In 2010, I was introduced to the Lean Startup movement, and was excited by the way these ideas aligned with the way my design practice was evolving: it was becoming more agile, more collaborative, more focused on solving problems beyond the user interface level. I began to apply Lean Startup ideas in my work.
At about the same time, I began working with (and ultimately started a company with) Jeff Gothelf. As we traveled the world to teach these methods, we met entrepreneurs, designers, engineers and managers who shared our enthusiasm for Lean Startup. We observed that they all asked a similar question: “How do we put these ideas into practice?” This book is our answer to that question. It’s designed to be a very practical, tactical guide to putting Lean Startup ideas into motion within your product teams. It explains how to:
Get a tactical understanding of Lean UX—and how it changes the way teams work together
Frame a vision of the problem you’re solving and focus your team on the right outcomes
Make your team more productive: combine Lean UX with Agile’s scrum framework
Understand the organizational shifts necessary to integrate Lean UX
I hope you’ll pick up a copy. And after you’ve read it, please do share your feedback with us.
I was in a meeting recently with a new client and remembered some advice Alan Cooper gave me years ago. I had just started working for him, and was new to design and new to consulting. We had just come from a first meeting with a client, and I was bubbling over with ideas. Here’s what he told me: (Forgive the paraphrase here; this was years ago.)
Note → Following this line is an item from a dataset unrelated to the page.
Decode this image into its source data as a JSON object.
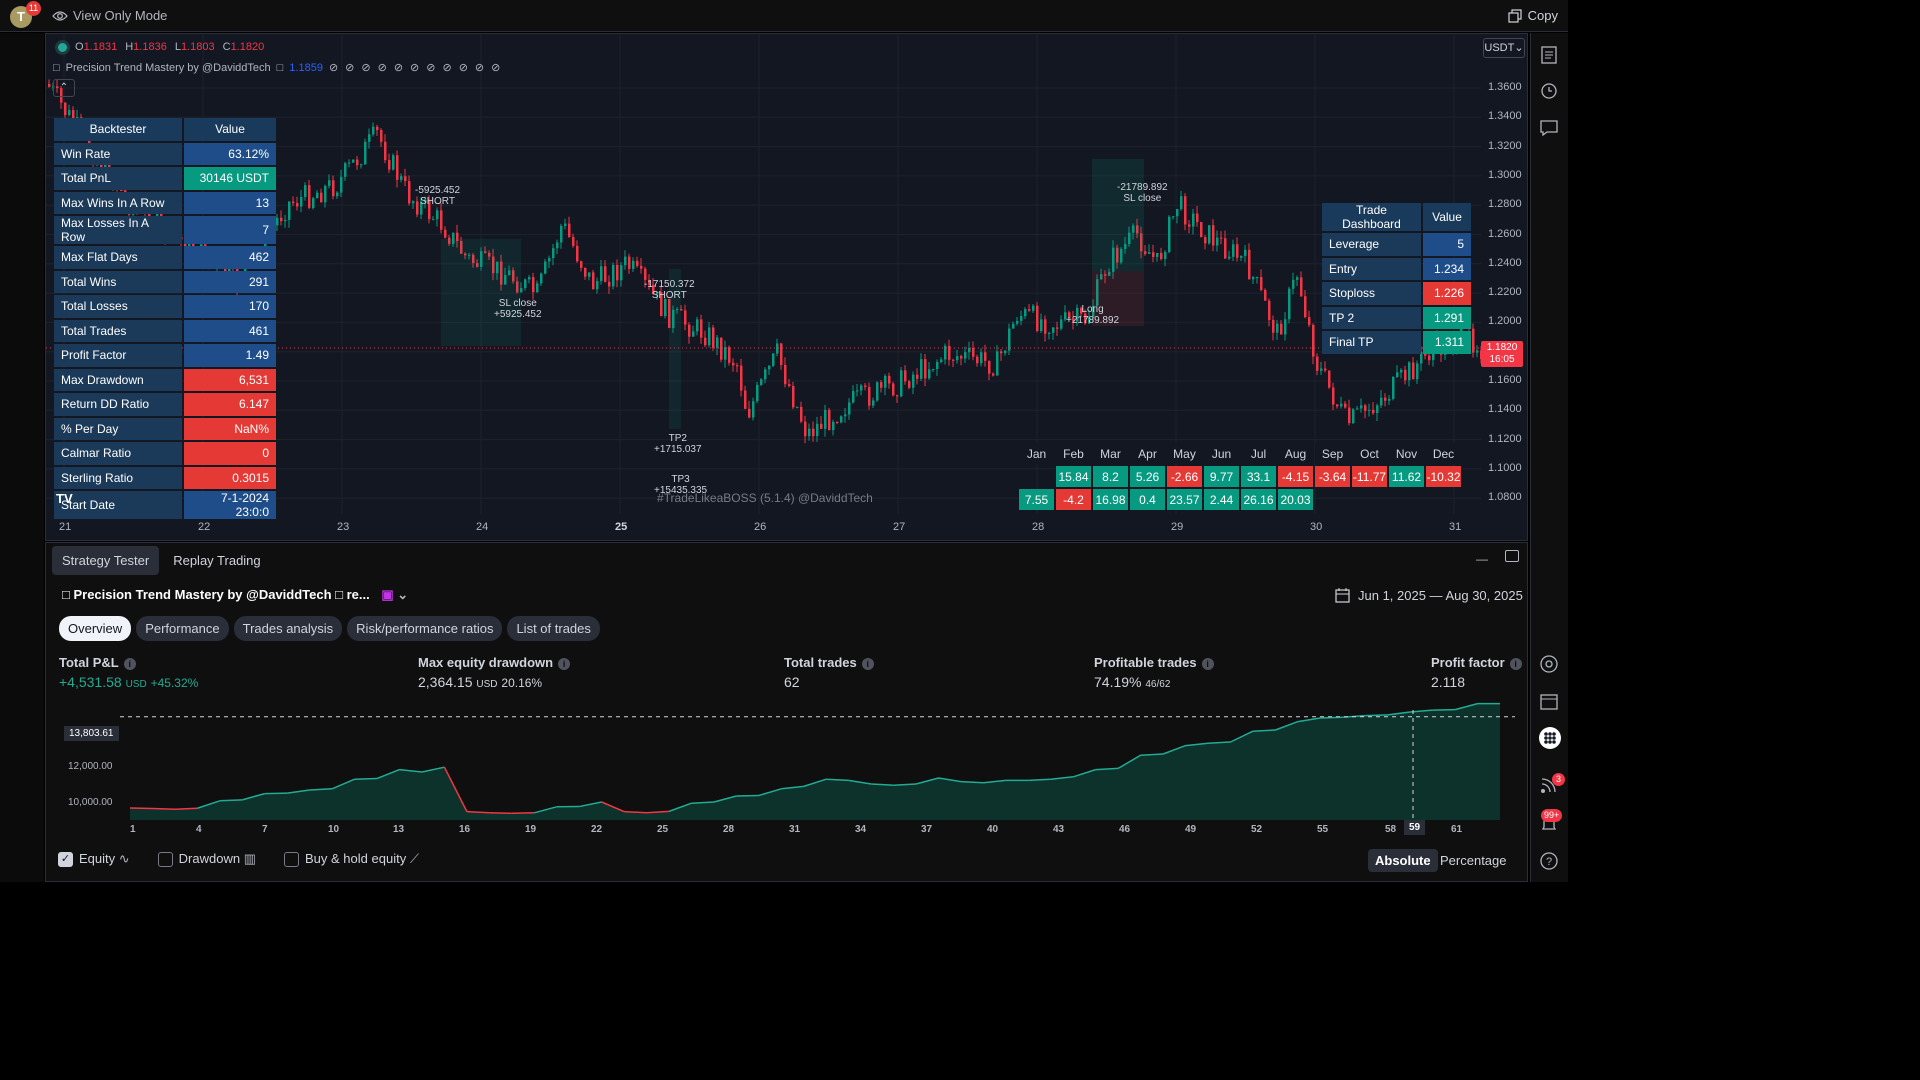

In your first meeting with every client, you’re going to have a moment where you instantly see the solution to the client’s problem. Don’t say anything! Write it down in your notebook. Circle it. Mark it with a special symbol. This way, you won’t be worried about losing your idea. Then forget about it. Once you’ve been working with the client for a while, go back and look at what you wrote. 99 times out of 100, you will find you were wrong. And you’ll be glad you kept your mouth shut.
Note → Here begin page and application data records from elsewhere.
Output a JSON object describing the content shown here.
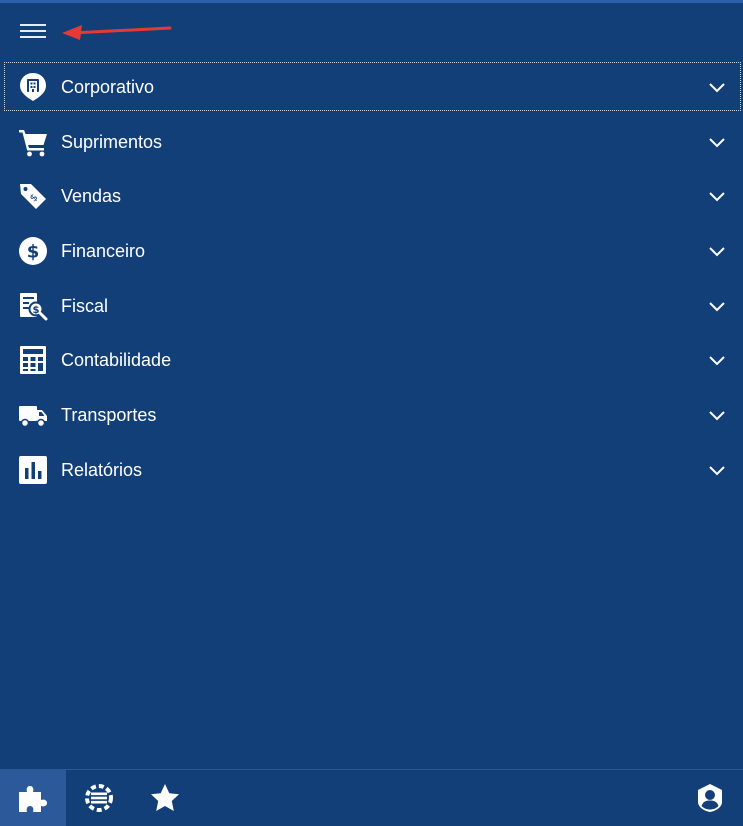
{
  "header": {
    "menu_icon": "hamburger-icon",
    "annotation_icon": "red-arrow-left"
  },
  "menu": {
    "items": [
      {
        "label": "Corporativo",
        "icon": "building-pin-icon",
        "focused": true
      },
      {
        "label": "Suprimentos",
        "icon": "shopping-cart-icon"
      },
      {
        "label": "Vendas",
        "icon": "price-tag-icon"
      },
      {
        "label": "Financeiro",
        "icon": "dollar-coin-icon"
      },
      {
        "label": "Fiscal",
        "icon": "tax-document-search-icon"
      },
      {
        "label": "Contabilidade",
        "icon": "calculator-icon"
      },
      {
        "label": "Transportes",
        "icon": "truck-icon"
      },
      {
        "label": "Relatórios",
        "icon": "bar-chart-icon"
      }
    ]
  },
  "bottom_bar": {
    "buttons": [
      {
        "icon": "puzzle-icon",
        "active": true
      },
      {
        "icon": "settings-sliders-icon"
      },
      {
        "icon": "star-icon"
      },
      {
        "icon": "user-profile-icon"
      }
    ]
  },
  "colors": {
    "background": "#123F77",
    "active_tab": "#2B5999",
    "annotation": "#E53935",
    "text": "#FFFFFF"
  }
}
It was good advice, and i’ve followed it ever since. And I’m still waiting for that 1 out of 100.
I was stunned, but not surprised (if that’s possible) to read about the Air Force’s recent decision to cancel a billion dollar software program. Led by CSC and intended to implement an Oracle system to modernize logistics, the program was years behind and hundreds of millions of dollars over budget when the ax fell.
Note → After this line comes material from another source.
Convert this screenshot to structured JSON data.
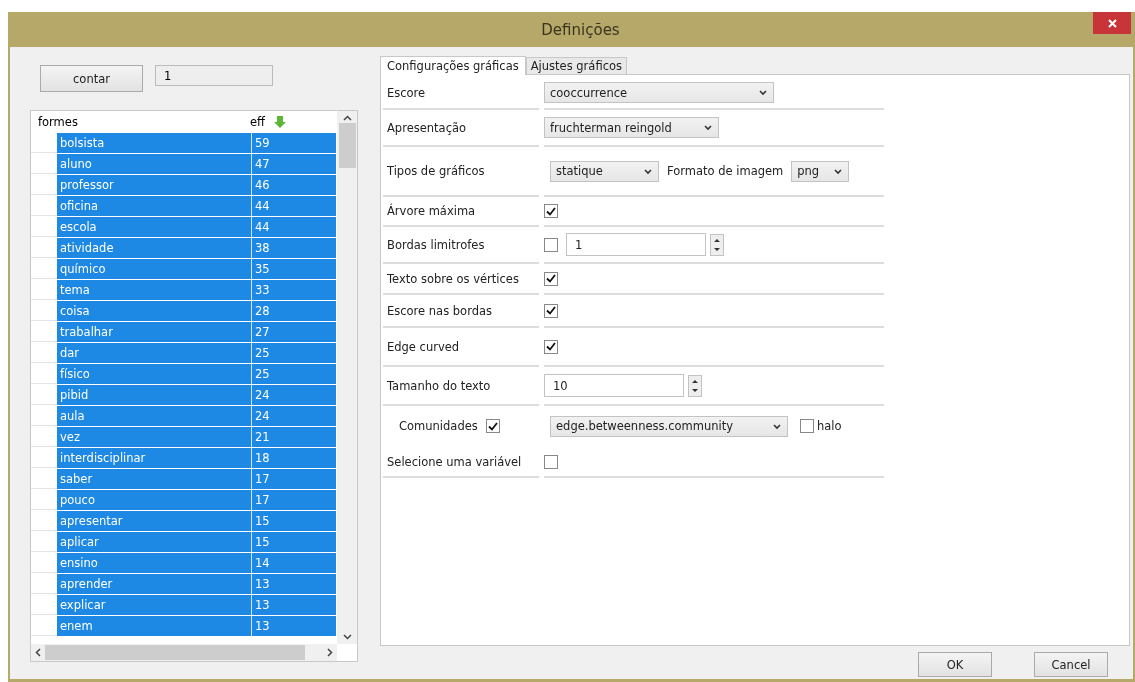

Designers and entrepreneurs who advocate customer research are used to resistance from skeptics. Steve Jobs didn’t believe in customer research the skeptics say. And though he was enigmatic on the subject, Jobs did famously tell Business Week, “A lot of times, people don’t know what they want until you show it to them.”
Even more pervasive is the line erroneously attributed to Henry Ford: If I had asked people what they wanted, they would have said faster horses. (Nevermind Patrick Vlaskovits’s excellent debunking.)
The reason these arguments are so persistent is that there is a kernel of truth in them. People are bad at expressing their needs. But that’s not the whole story–and it doesn’t mean you shouldn’t talk to you customers. Instead, you can think about customer needs using this framework: Read the rest of this entry »
At Proof, we’ve been helping clients build cross-fuctional product teams and helping those teams create new products. Now, by joining forces with the world-class software developers at New Context, we’ve created a deeply cross-functional consulting company. Our mission is the same, to help companies launch new digital businesses. Now we have an amazing new set of tools to bring to bear on the problem.